§ Records for the task:
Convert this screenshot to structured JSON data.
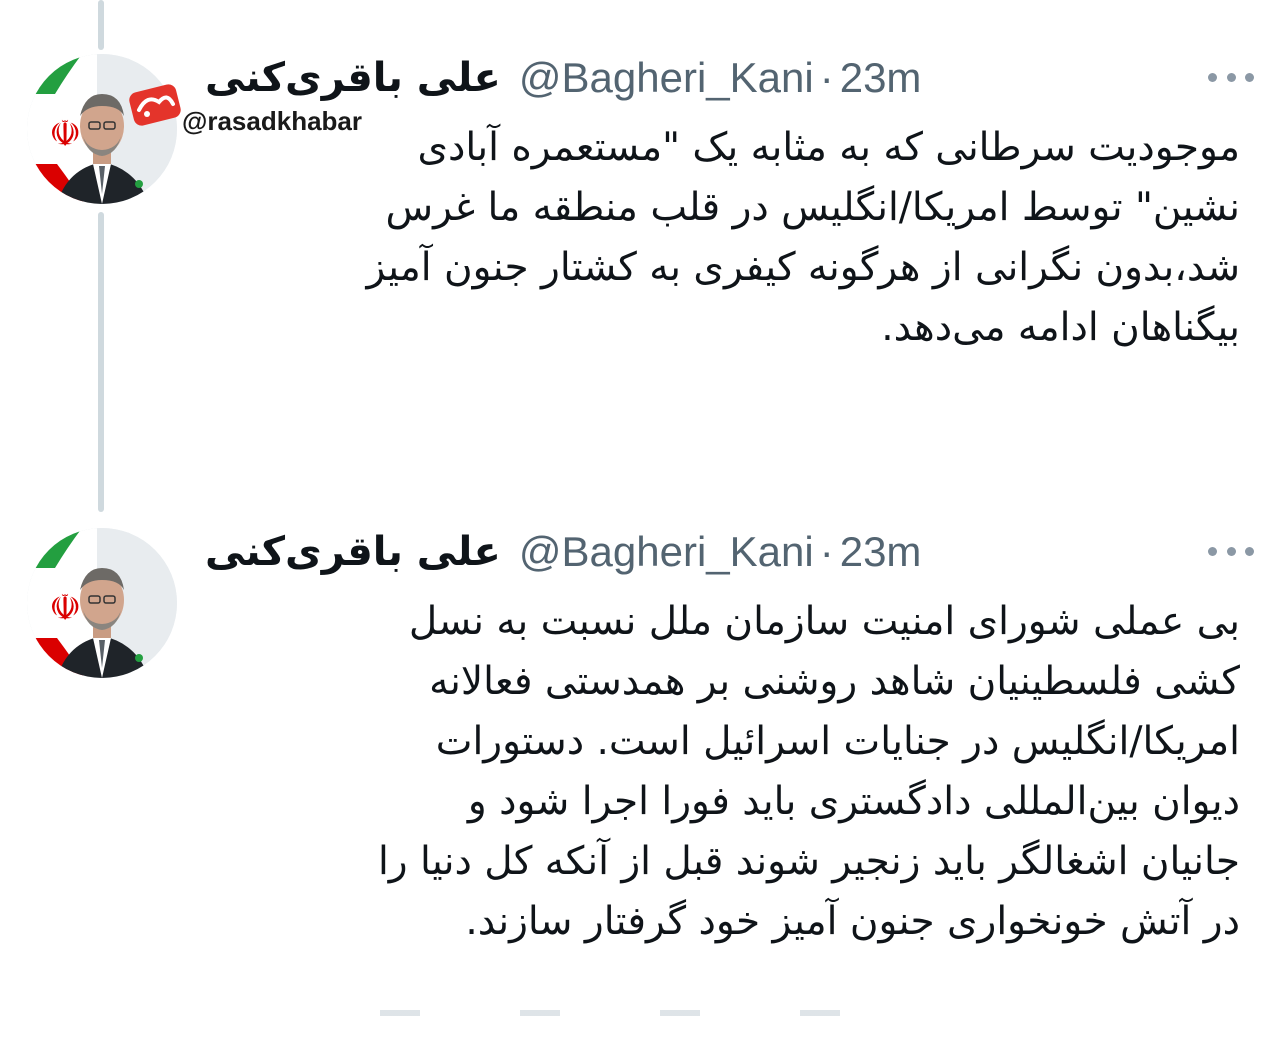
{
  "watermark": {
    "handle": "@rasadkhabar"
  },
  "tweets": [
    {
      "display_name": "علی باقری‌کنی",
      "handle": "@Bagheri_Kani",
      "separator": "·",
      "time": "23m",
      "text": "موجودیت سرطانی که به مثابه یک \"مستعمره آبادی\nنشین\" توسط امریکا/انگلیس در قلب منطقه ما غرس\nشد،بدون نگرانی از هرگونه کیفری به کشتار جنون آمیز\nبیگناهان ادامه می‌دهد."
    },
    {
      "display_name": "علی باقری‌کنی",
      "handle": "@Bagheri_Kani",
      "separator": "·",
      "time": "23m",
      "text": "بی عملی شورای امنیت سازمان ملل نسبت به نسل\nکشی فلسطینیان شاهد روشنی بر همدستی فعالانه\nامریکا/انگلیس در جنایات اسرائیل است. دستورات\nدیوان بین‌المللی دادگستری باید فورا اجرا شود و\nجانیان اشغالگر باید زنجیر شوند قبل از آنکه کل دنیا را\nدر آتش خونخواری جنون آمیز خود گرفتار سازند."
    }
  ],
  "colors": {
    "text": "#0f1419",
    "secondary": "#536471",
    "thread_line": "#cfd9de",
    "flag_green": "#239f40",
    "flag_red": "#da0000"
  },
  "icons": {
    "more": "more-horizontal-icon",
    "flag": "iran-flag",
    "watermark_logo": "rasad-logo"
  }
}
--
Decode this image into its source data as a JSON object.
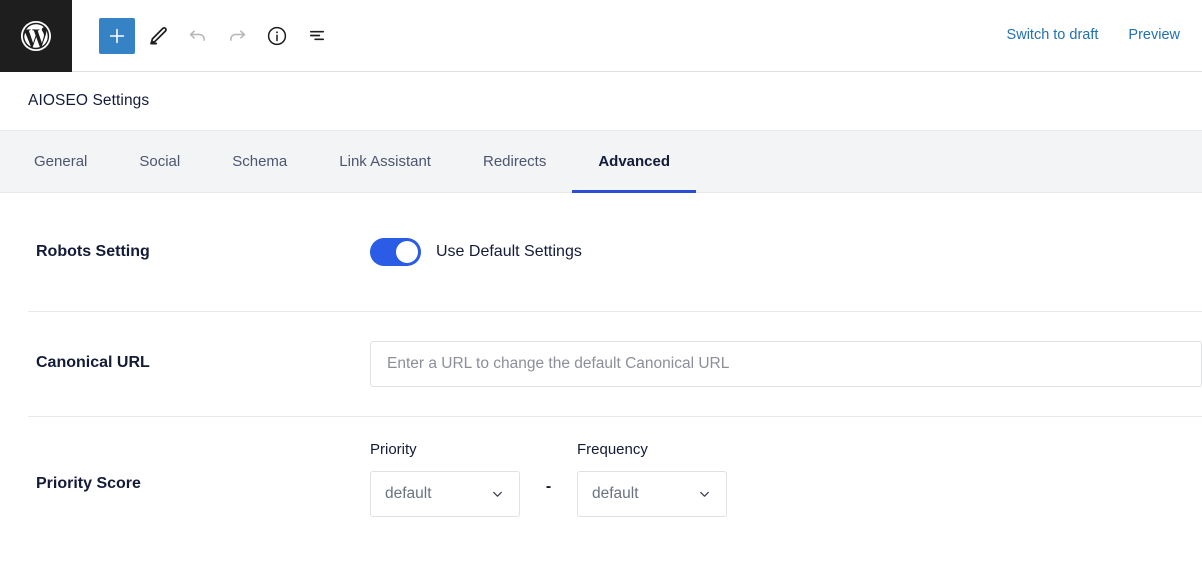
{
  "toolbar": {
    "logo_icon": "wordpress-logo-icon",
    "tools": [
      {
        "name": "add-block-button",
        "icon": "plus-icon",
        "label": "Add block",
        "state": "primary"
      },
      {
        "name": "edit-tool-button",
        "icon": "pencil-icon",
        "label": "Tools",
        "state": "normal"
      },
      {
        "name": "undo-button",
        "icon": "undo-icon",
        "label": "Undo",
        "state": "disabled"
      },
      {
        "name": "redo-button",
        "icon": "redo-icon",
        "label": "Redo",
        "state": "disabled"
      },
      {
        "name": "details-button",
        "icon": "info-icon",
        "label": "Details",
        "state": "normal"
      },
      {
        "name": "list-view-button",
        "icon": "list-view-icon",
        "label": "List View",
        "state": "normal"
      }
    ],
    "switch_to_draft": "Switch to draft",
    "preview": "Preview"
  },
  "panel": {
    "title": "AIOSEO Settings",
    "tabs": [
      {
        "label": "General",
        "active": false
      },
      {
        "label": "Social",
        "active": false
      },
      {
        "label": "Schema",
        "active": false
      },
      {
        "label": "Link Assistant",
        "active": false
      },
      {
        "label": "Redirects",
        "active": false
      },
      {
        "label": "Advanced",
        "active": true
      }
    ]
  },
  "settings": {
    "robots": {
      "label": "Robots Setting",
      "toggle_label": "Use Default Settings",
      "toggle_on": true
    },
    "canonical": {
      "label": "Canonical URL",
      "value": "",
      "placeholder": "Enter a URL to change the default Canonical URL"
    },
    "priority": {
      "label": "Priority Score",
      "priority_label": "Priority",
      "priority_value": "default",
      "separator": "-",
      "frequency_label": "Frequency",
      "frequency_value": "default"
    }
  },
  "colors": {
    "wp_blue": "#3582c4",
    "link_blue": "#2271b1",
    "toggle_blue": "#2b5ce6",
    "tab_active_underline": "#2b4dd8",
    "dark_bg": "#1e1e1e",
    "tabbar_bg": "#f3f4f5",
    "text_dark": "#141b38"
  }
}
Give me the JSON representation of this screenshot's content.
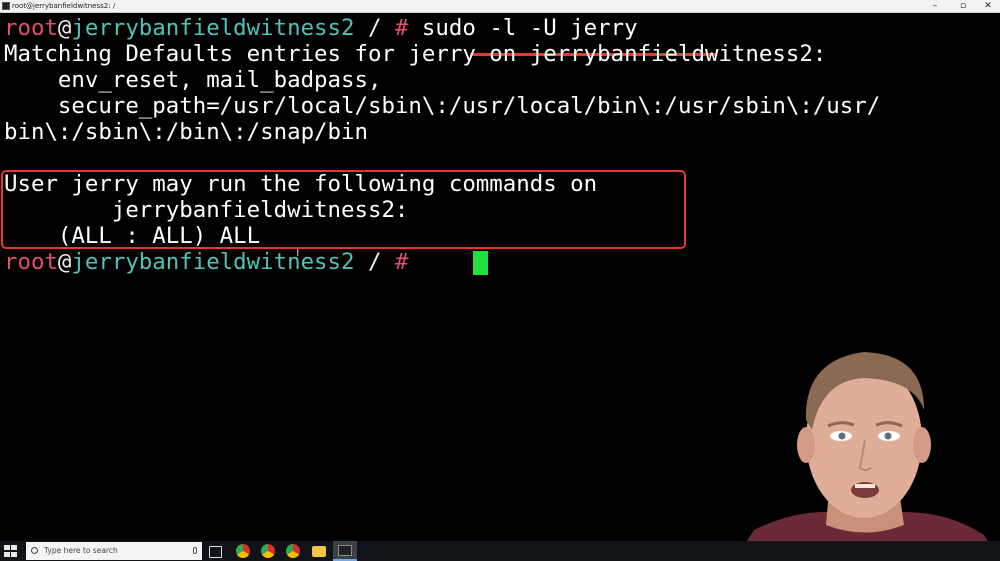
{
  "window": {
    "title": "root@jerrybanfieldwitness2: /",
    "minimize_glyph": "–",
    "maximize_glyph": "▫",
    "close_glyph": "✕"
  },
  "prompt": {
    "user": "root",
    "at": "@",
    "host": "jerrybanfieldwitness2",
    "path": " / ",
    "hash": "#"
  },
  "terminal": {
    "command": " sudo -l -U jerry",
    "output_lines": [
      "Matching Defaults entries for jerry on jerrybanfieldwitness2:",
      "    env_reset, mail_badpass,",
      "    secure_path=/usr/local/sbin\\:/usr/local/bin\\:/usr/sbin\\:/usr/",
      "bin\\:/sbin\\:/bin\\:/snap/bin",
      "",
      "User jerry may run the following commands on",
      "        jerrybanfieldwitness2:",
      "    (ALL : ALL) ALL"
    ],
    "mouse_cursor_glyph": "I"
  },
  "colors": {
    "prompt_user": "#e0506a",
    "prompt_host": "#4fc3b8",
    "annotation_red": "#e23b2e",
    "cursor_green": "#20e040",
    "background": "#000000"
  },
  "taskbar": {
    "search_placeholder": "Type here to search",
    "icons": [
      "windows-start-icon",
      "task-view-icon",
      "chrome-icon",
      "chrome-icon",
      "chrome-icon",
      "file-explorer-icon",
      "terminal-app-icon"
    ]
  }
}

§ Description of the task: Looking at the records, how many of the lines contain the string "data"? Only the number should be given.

§ Solution to the problem: 2